**Data section:**

■ ■ ■ ■

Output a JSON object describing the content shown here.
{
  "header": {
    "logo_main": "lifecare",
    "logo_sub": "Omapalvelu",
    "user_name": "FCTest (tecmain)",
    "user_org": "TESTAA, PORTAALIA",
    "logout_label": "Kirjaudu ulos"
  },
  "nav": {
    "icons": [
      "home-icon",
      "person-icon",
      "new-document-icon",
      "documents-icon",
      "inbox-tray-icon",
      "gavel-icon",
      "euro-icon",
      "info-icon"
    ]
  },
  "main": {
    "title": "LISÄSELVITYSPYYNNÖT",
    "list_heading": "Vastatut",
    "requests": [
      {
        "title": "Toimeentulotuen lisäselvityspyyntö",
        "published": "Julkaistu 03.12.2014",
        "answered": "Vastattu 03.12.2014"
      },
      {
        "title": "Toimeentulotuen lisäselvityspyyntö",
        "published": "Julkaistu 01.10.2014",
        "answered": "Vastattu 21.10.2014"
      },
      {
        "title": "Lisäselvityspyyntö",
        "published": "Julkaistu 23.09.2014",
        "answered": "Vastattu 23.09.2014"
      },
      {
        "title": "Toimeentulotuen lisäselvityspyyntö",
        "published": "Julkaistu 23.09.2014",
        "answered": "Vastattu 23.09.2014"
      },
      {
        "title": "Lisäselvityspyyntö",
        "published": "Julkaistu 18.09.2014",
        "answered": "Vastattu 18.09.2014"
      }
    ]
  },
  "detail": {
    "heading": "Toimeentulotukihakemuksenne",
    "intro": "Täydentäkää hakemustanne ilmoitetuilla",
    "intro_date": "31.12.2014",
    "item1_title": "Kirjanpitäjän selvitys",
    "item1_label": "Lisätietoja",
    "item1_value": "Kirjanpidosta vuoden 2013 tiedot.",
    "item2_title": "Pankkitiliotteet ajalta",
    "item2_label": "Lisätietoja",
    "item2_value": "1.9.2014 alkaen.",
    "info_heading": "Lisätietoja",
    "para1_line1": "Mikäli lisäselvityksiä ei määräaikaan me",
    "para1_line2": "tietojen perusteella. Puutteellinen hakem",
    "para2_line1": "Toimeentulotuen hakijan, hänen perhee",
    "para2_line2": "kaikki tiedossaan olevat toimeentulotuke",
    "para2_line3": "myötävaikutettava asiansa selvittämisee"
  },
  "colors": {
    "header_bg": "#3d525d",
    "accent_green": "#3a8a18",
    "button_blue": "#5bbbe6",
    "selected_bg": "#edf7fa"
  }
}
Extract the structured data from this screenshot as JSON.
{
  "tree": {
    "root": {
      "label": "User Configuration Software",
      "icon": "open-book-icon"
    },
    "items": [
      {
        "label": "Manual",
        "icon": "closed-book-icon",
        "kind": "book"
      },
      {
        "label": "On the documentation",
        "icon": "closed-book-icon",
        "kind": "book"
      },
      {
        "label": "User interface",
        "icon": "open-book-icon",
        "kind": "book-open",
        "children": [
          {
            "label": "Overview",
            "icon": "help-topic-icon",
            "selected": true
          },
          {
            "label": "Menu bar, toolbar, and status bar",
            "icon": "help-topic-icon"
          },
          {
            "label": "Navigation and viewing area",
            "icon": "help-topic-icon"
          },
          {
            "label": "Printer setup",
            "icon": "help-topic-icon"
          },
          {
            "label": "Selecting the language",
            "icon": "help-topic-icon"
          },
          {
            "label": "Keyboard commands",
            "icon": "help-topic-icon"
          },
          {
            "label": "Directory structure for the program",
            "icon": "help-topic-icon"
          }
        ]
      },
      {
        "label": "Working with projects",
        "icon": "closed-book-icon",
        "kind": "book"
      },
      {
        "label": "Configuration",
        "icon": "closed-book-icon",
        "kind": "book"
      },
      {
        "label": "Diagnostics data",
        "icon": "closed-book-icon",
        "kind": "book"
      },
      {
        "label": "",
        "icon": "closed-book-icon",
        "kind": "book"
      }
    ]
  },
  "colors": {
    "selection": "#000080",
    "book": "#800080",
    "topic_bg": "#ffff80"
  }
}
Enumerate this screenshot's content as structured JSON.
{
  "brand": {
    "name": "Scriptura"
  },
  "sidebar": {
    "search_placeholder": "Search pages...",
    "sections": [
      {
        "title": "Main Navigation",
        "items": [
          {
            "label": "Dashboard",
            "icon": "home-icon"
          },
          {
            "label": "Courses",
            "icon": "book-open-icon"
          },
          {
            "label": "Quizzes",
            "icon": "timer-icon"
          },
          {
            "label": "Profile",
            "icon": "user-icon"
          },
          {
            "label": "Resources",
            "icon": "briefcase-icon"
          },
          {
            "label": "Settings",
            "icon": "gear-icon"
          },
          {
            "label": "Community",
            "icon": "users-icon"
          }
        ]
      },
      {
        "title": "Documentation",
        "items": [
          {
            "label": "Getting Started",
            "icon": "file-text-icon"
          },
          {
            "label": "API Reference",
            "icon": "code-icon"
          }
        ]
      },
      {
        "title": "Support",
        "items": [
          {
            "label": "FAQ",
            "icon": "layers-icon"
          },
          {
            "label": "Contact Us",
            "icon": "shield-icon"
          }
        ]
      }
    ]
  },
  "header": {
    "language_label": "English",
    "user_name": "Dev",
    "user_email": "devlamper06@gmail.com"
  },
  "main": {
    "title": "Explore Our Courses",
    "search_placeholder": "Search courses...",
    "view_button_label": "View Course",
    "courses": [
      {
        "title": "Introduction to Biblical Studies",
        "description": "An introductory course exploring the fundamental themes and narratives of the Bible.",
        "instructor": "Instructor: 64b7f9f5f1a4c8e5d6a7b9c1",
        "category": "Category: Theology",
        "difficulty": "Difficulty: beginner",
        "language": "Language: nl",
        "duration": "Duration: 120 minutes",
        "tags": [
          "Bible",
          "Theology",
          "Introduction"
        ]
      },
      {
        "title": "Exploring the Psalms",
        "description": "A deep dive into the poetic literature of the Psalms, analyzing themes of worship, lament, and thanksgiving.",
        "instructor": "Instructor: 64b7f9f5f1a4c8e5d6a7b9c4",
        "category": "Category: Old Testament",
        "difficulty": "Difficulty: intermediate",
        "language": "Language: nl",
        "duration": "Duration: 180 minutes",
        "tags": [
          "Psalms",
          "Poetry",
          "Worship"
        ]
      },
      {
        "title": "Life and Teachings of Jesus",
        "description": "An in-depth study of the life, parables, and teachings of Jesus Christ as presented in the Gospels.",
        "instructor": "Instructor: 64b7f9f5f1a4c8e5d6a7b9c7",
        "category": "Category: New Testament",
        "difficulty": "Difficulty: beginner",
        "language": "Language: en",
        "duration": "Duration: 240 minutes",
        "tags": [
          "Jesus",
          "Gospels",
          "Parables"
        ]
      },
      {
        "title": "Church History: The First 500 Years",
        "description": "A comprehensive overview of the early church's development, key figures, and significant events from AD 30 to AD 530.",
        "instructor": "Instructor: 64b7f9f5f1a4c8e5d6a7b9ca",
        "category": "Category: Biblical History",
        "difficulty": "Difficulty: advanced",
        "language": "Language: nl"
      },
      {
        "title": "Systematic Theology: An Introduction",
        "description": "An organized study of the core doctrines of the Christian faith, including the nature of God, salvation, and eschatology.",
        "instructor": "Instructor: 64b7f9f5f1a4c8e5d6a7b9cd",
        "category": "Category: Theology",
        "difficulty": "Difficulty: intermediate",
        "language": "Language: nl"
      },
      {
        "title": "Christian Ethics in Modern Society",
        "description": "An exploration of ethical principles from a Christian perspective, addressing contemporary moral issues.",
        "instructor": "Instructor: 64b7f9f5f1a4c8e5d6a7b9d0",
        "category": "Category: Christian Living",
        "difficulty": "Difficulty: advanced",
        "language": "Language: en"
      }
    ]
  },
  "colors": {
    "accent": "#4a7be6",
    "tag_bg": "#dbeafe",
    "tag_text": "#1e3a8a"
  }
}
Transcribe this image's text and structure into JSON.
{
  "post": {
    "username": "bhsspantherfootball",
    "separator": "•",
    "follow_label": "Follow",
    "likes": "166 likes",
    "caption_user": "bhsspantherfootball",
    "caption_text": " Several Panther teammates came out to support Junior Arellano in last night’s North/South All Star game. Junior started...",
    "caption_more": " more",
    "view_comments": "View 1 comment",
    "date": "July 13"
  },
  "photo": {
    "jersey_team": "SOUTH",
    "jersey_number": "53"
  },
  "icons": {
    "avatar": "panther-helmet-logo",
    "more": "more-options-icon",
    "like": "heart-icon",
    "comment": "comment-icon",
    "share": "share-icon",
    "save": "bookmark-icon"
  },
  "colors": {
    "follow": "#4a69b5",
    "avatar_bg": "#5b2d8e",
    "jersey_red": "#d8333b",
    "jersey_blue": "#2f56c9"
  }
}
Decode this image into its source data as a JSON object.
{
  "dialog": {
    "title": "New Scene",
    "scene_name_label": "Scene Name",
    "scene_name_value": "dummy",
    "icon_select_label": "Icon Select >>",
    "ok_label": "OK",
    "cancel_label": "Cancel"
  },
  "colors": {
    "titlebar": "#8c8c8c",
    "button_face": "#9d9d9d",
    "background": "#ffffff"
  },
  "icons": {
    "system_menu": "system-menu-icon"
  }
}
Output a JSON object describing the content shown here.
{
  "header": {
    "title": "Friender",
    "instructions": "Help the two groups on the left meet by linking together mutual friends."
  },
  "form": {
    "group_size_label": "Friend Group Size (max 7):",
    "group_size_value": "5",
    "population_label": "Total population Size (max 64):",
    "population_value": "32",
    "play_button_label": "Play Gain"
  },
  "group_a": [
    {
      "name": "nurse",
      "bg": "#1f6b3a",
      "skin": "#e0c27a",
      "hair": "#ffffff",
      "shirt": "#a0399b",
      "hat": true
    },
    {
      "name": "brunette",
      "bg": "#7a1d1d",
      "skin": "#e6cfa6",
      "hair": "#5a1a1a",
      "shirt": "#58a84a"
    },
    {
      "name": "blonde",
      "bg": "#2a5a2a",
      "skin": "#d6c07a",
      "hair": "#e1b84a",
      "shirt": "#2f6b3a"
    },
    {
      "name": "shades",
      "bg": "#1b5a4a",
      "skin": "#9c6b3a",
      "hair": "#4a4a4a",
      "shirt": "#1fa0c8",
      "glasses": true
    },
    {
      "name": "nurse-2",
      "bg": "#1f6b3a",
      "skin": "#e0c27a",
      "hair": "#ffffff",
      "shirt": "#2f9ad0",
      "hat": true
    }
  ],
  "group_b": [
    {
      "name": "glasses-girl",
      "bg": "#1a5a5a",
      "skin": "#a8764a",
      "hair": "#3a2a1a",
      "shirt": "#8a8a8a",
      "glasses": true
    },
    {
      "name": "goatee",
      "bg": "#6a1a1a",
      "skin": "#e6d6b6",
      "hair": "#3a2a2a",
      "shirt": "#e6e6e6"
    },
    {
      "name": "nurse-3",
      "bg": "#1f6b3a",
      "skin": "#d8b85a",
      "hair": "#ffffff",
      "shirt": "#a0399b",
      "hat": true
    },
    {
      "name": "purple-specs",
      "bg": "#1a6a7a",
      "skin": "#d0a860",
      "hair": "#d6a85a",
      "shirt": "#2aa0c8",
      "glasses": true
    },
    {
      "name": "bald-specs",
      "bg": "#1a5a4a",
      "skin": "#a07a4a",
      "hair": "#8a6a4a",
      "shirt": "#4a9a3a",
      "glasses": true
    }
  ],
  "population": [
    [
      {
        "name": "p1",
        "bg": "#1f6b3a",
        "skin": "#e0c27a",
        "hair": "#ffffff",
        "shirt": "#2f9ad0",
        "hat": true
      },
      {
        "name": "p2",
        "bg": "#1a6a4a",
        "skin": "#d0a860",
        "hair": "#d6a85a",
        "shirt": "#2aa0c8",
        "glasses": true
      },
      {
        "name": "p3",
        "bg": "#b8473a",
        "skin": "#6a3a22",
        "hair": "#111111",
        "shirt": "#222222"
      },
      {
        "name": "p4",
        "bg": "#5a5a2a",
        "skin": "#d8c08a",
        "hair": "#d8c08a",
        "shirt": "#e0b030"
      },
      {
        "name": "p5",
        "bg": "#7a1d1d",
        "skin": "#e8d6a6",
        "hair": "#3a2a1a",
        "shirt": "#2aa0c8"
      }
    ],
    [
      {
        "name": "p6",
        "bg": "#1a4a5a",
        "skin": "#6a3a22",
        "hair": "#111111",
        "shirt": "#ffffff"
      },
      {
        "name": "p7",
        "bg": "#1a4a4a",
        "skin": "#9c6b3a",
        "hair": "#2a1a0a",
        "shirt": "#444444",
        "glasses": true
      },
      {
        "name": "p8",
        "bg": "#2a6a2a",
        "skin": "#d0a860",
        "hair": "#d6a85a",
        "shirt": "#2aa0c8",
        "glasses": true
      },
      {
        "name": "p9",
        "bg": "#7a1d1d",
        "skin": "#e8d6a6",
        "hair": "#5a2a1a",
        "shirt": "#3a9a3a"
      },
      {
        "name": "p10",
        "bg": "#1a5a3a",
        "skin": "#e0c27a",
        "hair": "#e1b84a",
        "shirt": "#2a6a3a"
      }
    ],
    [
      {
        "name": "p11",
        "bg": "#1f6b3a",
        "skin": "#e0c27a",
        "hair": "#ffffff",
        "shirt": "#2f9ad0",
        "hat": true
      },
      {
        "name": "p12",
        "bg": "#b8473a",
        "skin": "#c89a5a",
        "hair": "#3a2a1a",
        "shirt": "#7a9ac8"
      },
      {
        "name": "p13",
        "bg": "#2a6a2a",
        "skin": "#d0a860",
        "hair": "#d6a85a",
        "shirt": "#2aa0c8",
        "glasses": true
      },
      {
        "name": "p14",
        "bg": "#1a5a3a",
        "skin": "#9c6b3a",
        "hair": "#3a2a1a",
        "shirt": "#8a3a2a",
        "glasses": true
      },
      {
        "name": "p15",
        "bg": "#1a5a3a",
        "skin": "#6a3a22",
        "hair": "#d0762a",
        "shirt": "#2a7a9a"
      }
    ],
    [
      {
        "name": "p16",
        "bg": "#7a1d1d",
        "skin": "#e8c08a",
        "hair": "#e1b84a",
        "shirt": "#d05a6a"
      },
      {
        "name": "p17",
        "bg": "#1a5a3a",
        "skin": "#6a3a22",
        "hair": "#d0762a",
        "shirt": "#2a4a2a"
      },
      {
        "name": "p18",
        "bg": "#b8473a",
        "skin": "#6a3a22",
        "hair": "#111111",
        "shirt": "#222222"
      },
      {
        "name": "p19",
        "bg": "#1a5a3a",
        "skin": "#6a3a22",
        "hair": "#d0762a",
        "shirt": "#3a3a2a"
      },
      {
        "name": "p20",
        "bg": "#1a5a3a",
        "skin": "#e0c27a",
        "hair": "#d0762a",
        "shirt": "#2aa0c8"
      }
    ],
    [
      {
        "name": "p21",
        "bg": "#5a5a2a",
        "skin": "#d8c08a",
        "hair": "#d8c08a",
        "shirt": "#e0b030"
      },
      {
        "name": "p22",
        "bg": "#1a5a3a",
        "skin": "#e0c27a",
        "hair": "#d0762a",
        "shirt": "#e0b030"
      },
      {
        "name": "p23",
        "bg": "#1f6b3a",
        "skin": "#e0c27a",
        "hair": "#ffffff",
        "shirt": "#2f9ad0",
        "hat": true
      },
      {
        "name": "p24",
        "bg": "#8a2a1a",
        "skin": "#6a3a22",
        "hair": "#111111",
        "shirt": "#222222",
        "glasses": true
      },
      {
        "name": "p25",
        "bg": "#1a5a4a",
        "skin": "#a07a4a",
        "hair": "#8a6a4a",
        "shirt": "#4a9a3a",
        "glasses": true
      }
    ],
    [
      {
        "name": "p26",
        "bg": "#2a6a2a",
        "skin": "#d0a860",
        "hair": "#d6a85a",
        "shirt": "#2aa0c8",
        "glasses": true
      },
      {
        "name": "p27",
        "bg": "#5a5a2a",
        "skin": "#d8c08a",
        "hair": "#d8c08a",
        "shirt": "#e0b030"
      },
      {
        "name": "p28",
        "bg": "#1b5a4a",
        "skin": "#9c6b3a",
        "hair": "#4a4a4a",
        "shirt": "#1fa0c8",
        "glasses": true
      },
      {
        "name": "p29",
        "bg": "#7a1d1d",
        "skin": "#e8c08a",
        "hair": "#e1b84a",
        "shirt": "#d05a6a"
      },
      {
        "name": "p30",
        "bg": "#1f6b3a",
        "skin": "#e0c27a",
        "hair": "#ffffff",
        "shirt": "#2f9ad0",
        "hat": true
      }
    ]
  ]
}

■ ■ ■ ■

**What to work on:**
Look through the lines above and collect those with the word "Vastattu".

**Exercise solution:**
        "answered": "Vastattu 03.12.2014"
        "answered": "Vastattu 21.10.2014"
        "answered": "Vastattu 23.09.2014"
        "answered": "Vastattu 23.09.2014"
        "answered": "Vastattu 18.09.2014"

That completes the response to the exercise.